• **TRY IT**: Spot each line in the records below where the word "document" occurs, then copy it.
PROVIDED MATERIAL below:
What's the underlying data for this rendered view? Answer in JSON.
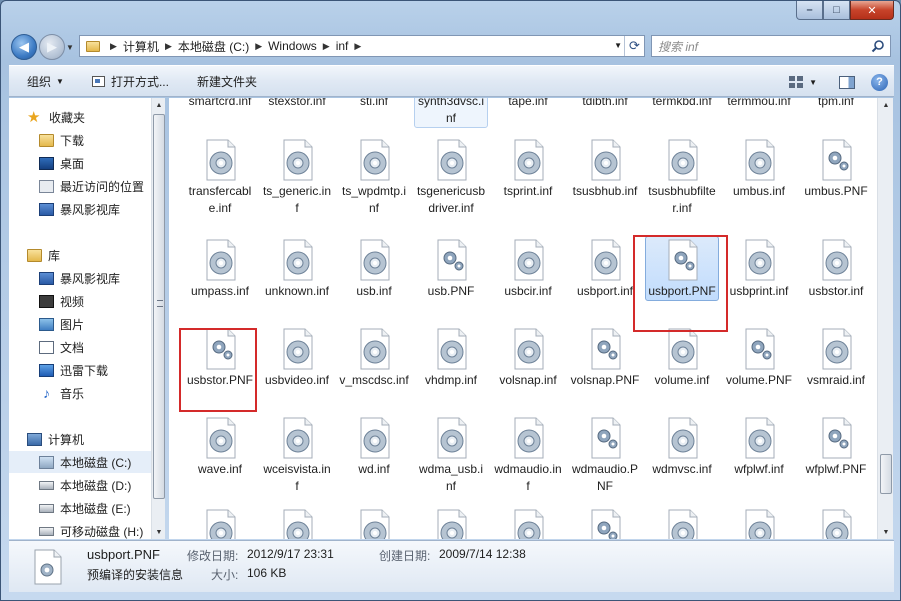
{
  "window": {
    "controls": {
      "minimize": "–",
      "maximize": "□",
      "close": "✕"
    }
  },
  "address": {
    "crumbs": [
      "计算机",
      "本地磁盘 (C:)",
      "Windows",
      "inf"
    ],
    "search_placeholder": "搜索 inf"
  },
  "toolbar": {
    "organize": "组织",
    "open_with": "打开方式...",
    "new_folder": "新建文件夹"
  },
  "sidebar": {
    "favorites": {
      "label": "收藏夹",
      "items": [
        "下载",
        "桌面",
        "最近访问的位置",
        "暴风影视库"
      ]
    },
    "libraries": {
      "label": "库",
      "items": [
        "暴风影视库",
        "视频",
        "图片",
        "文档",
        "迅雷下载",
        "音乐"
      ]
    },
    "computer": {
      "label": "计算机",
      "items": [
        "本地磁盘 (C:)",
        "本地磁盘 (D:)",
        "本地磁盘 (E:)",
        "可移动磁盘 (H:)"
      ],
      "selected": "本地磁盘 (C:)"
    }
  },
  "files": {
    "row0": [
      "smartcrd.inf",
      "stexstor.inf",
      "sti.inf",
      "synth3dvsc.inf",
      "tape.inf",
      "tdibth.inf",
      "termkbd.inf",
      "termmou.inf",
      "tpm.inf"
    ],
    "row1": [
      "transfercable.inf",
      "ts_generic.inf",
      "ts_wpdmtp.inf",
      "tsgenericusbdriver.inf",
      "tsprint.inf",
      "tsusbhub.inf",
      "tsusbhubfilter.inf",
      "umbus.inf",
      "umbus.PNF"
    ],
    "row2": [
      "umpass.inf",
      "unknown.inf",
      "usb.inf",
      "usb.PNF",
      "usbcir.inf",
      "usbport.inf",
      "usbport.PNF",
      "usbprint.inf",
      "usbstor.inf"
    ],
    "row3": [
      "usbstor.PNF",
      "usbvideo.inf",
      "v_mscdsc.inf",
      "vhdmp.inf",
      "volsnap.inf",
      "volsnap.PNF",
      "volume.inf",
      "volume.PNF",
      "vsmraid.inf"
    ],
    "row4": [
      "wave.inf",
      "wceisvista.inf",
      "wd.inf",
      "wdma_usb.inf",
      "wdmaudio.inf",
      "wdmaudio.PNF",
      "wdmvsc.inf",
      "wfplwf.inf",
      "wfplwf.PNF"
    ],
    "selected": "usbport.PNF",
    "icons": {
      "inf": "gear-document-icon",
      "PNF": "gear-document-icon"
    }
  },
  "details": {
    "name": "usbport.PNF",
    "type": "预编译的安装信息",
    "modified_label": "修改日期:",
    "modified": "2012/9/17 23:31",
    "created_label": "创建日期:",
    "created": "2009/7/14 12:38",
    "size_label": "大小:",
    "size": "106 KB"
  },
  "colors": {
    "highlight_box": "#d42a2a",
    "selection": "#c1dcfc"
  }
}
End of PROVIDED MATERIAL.
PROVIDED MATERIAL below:
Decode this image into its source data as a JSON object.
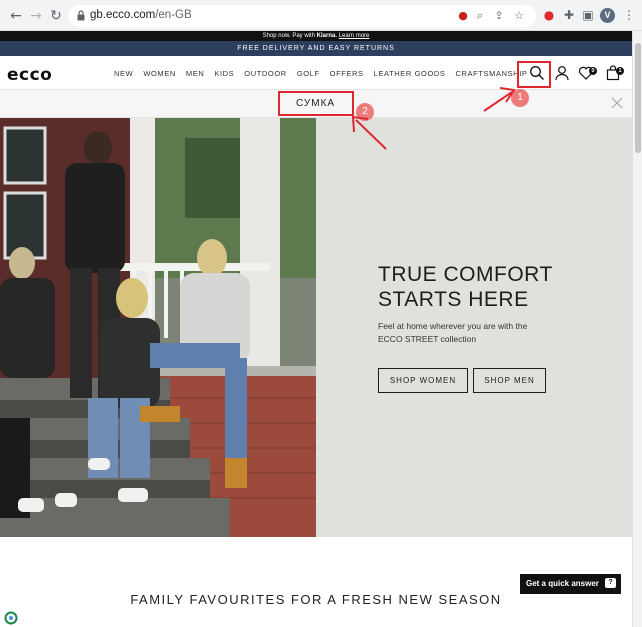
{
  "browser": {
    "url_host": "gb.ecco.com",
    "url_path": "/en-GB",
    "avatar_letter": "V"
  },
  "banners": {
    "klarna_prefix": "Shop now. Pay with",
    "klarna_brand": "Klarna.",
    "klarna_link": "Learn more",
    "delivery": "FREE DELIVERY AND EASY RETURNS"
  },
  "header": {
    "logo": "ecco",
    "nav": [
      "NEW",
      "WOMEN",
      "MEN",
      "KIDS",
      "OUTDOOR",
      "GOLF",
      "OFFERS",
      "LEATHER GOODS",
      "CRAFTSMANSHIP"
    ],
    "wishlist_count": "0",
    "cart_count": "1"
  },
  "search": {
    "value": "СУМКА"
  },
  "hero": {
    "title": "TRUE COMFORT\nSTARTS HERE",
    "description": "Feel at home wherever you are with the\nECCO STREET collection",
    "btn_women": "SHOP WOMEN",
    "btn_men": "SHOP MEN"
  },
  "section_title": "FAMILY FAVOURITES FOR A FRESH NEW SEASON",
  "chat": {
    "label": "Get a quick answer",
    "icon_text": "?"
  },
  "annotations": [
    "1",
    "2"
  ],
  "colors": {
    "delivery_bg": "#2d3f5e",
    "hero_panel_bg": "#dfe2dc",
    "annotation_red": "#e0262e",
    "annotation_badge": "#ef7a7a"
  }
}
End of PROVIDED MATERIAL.
• **EXERCISE RESULT**:
      "inf": "gear-document-icon",
      "PNF": "gear-document-icon"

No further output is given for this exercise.